A Caribbean reef octopus (Octopus briareus) mother waits for her eggs to hatch. (Image credit: Kat Zhou; Republished with permission from the Underwater Photography Guide)

Sea dragon dads are far from the only extreme marine parents, and Ocean Art's other parent of the year is a mother octopus. In a stunningly detailed photo that earned best in show, the octopus mom holds her brood carefully in her eight arms, gently wafting water over them to make sure the developing babies get enough oxygen. The photographer identified her as a Caribbean reef octopus (Octopus briareus) and snapped this photo in the balmy waters off of West Palm Beach, Florida. 

"For warm water [octopus] species, the eggs develop pretty quickly. But for colder species they take a lot longer," Mike Vecchione, a cephalopod zoologist with the National Oceanic and Atmospheric Administration who wasn't involved with the photo contest, told Live Science. Researchers from the Monterey Bay Aquarium Research Institute discovered a female deep-sea octopus that held onto her eggs for four years — the longest known brood duration for octopuses. 

The octopus pictured here won't have to wait that long for her eggs to hatch.

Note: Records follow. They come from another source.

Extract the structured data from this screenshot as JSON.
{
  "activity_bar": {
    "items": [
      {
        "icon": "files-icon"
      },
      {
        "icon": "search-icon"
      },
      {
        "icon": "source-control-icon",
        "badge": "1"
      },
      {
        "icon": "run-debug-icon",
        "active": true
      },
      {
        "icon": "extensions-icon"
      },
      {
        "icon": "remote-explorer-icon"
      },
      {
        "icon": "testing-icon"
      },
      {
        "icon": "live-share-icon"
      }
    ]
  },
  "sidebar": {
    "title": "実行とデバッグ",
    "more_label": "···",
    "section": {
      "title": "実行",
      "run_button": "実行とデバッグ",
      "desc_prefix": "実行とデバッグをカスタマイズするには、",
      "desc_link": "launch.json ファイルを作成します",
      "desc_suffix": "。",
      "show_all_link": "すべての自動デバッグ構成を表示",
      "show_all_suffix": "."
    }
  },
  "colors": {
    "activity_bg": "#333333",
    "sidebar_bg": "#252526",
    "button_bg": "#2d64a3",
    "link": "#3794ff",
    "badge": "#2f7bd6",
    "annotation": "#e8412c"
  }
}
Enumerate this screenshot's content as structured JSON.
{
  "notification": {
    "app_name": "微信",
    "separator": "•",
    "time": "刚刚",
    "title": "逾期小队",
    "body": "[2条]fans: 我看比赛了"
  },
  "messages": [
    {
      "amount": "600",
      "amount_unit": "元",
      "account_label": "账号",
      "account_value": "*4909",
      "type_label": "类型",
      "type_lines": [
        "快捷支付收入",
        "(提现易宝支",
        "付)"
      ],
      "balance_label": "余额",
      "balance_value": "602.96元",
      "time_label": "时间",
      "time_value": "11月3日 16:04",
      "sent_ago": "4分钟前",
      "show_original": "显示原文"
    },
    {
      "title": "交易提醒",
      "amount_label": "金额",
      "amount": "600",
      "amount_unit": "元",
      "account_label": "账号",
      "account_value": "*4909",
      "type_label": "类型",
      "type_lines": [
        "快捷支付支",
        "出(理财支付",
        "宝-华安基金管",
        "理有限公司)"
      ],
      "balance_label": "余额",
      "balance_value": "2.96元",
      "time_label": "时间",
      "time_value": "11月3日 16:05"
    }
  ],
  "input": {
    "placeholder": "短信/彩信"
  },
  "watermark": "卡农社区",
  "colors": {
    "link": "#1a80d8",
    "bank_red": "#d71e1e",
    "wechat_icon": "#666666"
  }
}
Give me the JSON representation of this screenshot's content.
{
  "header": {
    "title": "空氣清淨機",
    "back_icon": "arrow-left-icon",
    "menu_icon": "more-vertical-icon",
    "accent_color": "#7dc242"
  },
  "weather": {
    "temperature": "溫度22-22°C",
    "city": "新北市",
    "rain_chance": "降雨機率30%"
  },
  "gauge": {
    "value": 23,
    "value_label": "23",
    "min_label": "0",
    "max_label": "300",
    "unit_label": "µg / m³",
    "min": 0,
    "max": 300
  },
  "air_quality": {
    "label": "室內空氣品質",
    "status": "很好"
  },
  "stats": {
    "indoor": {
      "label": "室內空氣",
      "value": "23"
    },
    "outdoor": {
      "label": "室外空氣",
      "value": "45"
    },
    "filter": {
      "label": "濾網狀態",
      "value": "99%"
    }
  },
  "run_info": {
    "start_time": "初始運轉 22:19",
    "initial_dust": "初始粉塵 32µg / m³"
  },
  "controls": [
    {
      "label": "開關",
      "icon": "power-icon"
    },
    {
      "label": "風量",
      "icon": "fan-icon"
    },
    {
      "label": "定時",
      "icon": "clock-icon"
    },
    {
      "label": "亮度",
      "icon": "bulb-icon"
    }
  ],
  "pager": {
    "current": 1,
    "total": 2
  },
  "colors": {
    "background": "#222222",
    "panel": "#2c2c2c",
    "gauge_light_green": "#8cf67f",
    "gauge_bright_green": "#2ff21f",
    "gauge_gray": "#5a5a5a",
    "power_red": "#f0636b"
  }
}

However, keeping them safe will be the last thing she does. Mother octopuses don't eat or care for themselves while protecting their brood from predators. "They're in pretty bad condition by the time the eggs hatch," said Vecchione, "and as far as we know, they all die shortly after that."

Joanna Thompson
Live Science Contributor

Joanna Thompson is a science journalist and runner based in New York. She holds a B.S. in Zoology and a B.A. in Creative Writing from North Carolina State University, as well as a Master's in Science Journalism from NYU's Science, Health and Environmental Reporting Program. Find more of her work in Scientific American, The Daily Beast, Atlas Obscura or Audubon Magazine.